<<<<

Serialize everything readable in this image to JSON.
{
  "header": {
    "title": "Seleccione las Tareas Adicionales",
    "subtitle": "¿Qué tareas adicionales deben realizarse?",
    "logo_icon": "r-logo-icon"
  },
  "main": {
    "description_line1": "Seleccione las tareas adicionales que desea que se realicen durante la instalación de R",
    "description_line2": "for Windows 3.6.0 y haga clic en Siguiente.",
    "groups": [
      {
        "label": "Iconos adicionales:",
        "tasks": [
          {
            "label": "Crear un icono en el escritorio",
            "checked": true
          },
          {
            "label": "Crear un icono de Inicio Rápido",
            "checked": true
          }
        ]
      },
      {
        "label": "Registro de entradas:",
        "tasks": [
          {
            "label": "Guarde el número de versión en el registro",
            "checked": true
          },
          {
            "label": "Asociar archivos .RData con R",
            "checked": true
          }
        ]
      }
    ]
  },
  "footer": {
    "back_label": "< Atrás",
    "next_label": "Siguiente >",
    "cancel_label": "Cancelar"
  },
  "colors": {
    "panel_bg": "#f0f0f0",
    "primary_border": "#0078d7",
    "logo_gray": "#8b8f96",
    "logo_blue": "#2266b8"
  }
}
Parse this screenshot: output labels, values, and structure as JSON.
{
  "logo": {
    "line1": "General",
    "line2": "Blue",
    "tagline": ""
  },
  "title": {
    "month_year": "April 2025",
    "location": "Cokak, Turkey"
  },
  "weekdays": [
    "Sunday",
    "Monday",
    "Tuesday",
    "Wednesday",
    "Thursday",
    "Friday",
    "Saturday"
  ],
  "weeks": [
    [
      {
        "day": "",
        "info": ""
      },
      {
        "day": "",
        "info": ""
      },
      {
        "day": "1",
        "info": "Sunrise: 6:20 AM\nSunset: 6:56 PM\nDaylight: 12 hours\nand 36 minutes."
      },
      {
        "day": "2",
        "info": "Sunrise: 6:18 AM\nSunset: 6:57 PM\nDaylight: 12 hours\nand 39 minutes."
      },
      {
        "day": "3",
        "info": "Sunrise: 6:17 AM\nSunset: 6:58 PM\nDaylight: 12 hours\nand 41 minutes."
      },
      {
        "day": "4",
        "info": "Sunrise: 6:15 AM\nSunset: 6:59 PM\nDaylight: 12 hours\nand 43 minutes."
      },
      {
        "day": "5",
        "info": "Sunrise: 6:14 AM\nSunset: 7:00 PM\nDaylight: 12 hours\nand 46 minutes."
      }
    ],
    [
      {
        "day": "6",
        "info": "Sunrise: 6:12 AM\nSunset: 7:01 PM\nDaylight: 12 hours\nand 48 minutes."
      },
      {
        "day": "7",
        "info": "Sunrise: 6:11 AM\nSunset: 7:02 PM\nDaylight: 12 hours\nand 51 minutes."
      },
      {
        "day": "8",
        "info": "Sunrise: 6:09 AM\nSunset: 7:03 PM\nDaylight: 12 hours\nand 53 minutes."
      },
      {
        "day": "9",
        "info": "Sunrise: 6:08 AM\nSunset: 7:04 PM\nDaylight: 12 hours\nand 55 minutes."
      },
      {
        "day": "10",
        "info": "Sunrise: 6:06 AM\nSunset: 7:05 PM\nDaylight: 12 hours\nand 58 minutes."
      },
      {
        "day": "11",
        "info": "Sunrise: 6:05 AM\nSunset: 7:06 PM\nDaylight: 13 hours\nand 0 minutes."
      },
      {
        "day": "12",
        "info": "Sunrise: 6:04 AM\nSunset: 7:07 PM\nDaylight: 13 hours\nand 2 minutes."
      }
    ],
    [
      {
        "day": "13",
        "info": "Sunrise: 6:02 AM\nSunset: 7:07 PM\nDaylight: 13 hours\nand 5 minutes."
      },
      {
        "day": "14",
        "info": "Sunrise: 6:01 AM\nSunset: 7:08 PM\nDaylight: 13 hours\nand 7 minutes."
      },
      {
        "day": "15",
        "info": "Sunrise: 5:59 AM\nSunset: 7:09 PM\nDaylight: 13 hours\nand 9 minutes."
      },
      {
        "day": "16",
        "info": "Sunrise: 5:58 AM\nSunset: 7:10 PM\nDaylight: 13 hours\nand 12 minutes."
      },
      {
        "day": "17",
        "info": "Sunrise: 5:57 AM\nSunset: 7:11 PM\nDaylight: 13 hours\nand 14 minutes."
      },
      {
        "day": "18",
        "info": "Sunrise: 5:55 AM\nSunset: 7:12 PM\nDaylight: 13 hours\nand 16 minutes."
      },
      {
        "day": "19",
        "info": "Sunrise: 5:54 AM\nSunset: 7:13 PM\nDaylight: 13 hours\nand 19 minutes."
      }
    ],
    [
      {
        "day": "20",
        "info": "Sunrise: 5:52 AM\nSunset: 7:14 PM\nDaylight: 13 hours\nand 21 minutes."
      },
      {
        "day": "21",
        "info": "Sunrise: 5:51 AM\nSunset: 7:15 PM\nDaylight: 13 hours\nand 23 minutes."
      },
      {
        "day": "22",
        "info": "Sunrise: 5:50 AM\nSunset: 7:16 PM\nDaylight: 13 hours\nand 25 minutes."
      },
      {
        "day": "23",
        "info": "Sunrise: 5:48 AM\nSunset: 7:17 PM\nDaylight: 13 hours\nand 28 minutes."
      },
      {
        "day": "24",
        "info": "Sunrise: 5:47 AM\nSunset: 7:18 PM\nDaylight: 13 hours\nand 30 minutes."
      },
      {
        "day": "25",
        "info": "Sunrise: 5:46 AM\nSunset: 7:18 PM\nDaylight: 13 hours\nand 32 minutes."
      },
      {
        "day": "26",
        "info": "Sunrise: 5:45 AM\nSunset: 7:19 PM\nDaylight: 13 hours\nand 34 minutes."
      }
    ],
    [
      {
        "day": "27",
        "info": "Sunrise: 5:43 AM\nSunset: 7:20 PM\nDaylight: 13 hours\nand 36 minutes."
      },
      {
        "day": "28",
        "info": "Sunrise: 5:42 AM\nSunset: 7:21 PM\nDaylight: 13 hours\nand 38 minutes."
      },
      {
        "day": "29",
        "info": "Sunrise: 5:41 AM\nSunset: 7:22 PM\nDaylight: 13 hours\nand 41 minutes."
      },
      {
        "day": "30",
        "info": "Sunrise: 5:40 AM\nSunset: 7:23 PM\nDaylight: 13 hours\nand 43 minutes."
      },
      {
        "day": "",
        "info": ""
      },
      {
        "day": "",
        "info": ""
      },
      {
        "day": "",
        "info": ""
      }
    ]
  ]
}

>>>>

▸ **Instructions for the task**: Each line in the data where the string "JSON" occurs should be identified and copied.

▸ **Response area**:
Serialize everything readable in this image to JSON.
Parse this screenshot: output labels, values, and structure as JSON.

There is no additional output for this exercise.